Exploring the phenomena of African American college student's active use of mental health resources
Burns, Marvin Jerry, author
Carlson, Laurie, advisor
Gonzalez-Voller, Jessica, advisor
Ford, Bryant, committee member
Chavez, Ernest, committee member

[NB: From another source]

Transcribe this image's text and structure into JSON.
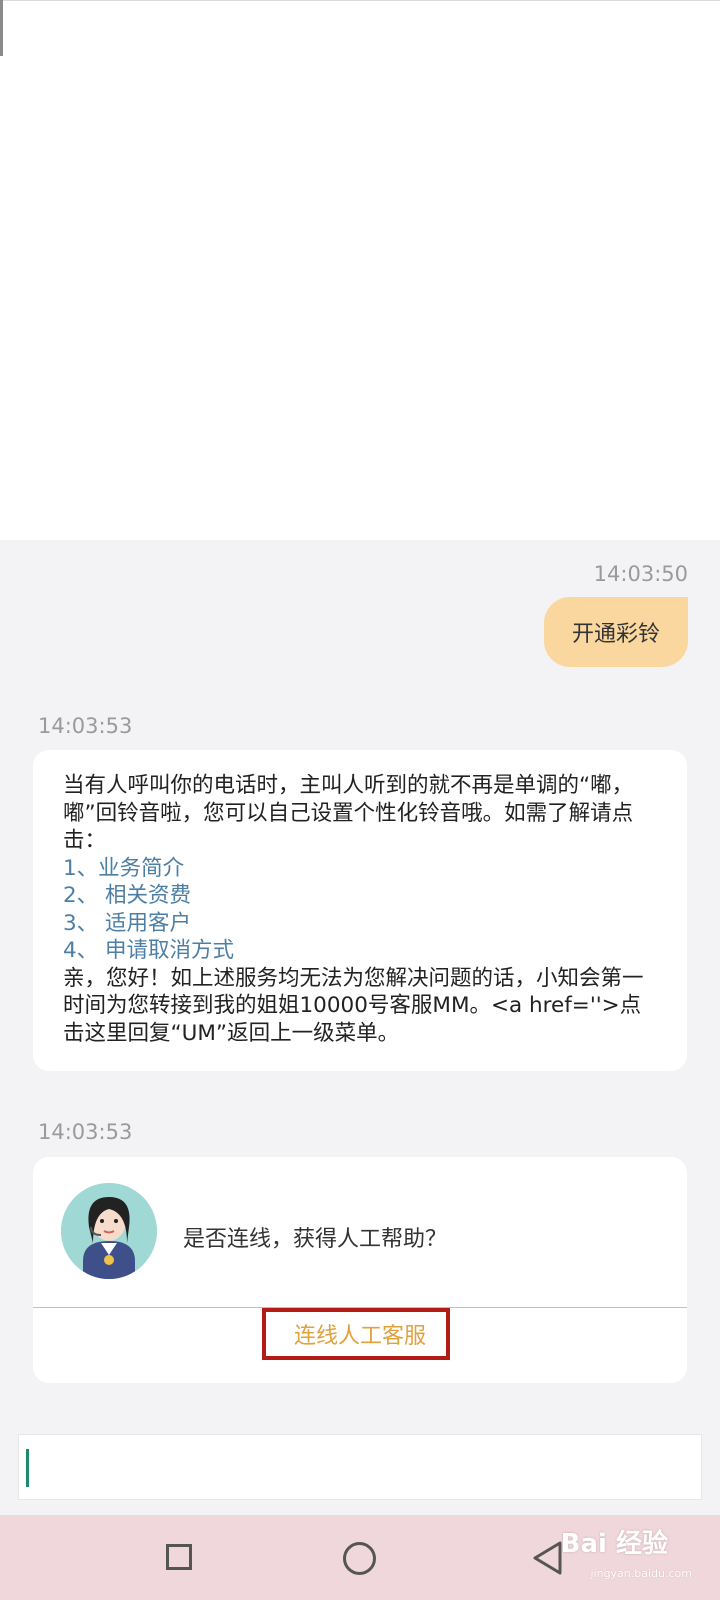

This qualitative study explores the regular and active use of mental health services for a group of African American undergraduate students, currently enrolled in collegiate institutions in the United States. Using phenomenological methodologies, this study intended to understand and describe the essence of the phenomena of the regular and active use of mental health services for these individuals. The researcher collected, transcribed, and analyzed data from semi-structured, open-ended interviews for themes that presented the essence of these individuals' experiences. Findings describe a group of individuals who are self-motivated to pursue mental health resources. These participants have (a) a strong desire to maintain their agency in selecting their mental health providers, (b) are most often constantly overcoming some levels of stigma, (c) believe in the benefit of counseling/therapy, (d) have a variety of experience and experiences with counseling/therapy, and (e) have a strong preference for working exclusively with providers who are persons of color or have similar racial and cultural familiarity to themselves. Peers, more often than family, encouraged and supported regular and active use of mental health services. Participants expressed that navigating access to a provider, cost, and stigma were barriers before and during use. Implications of this study encourage the application of multicultural and racially and culturally relevant training for all providers and reiterates the need for diverse counseling and mental health professionals to meet the mental health needs for African American college students.
Includes bibliographical references.
mental health resources
mental health use